It’s 10 minutes before regular Saturday Vigil mass begins, and I am sitting on my regular pew, feeling responsible rather than faithful. I wonder if I am being irreligious or irreverent toward the existence of God and the observation of the ancient rite of faith that has been performed for a long thread of centuries from the Last Supper to this Modern Day of Social Media. For my trinity of Heart, Soul, and Mind is not one with this belief when my emotions run counter to the teachings of the Church that seem incongruent with everyday reality. If this sentiment had been read aloud in the 16th or the 17th century Europe, then I would have been labelled an immoral atheist, a pariah cut adrift from the traditional mooring in the canonical faith and morals of Christianity.

My anxiousness about the existence of God is emotional, rather than logical in the working of the intellect, which has been shared by writers, philosophers, and even canonized saints of the Church. According to Professor Alec Ryne’s article of “The fury that filled the rise of atheism” as featured in this month’s BBC History, the workings of emotions and the first-hand experiences of uncharitable Christians and dogmatic clerics laid out a foundation of atheism in the 16th and 17th centuries, which later became nourishment of modern western civilization.

The French polymath Blaise Pascal knew about the power of emotions: “The heart has its reasons, of which reason knows nothing.” In fact, humans make the great choices of beliefs, values, purposes intuitively, unable to articulate how and why they have been made.
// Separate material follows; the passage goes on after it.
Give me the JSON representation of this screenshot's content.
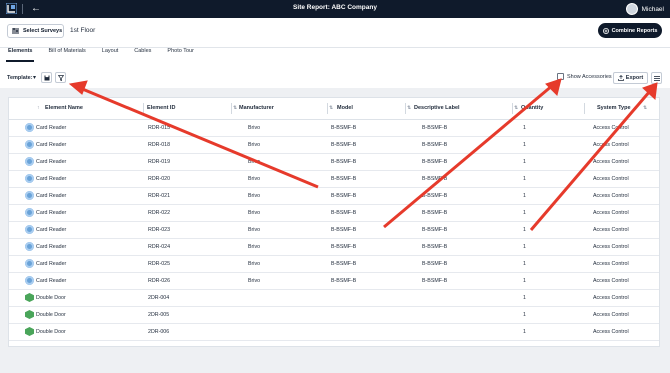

This means that prior to the establishment of conformed sets of moral code and religious doctrines, the Creator has already imprinted moral and ethical guides in the human mind. This can be also meant that you can be an atheist or unbeliever with a good heart because your conscience, the law of nature, can be a guide to an outward moral virtue.

In fact, the Enlightenment’s prime critique of Christianity, that is the churches in a broad sense, was that it was “immoral.” Thinkers, such as Voltaire and Thomas Paine declaimed against the churches because of their moral revulsion. Paine furthered his vehement subjective on religion as a human invention, set up to terrify and enslave mankind, bereft of advanced metaphysical views on the churches. In other words, religion as an institution should not govern human free will to decide moral choices laid out by arbitrary set of invented rules.

Thanks to the works of philosophers based upon humanism, a discovery of belief in contemplative retreat to natural wonder percolated institutionalized belief through individual spiritual reformation. That you can find God in the beauty of nature and the wonder of how the human body and mind work is a way you can affirm the existence of God as a manifestation of God because all of it could not have created itself. As a matter of fact, this natural way of finding the existence of God was St. John Paul II’s favorable method of praying during his lifetime because being a former student theater actor, he could see the clear signs of God in the workings of nature. Which coincides in the Enlightenment thinkers’ views on belief, free from institutionalized doctrines of belief.

In light of the above, my crisis of belief was more of emotional than of intellectual. The temptations that there was no God, also sprang in the minds of St. Therese of Lisieux, St. John of Cross, and other saintly men and women. Even Jesus on the Cross cried out, “Father, why have you forsaken me?” Which indicates the workings of emotions in the face of existential strife, a vantage point from which belief they had steadfastly held no longer or momentarily felt true. From angry unbelief that religion was morally intolerable to anxious unbelief that religion was an ethical institution, the history of atheism has ironically redefined the notion about belief, authentic faith, by pointing out the corruption of the churches and purifying the understanding of God as the modern world is familiar with. For me, it’s high time I went hiking on the nearby mountain trails to seek a manifestation of belief for My Own Reformation of Belief.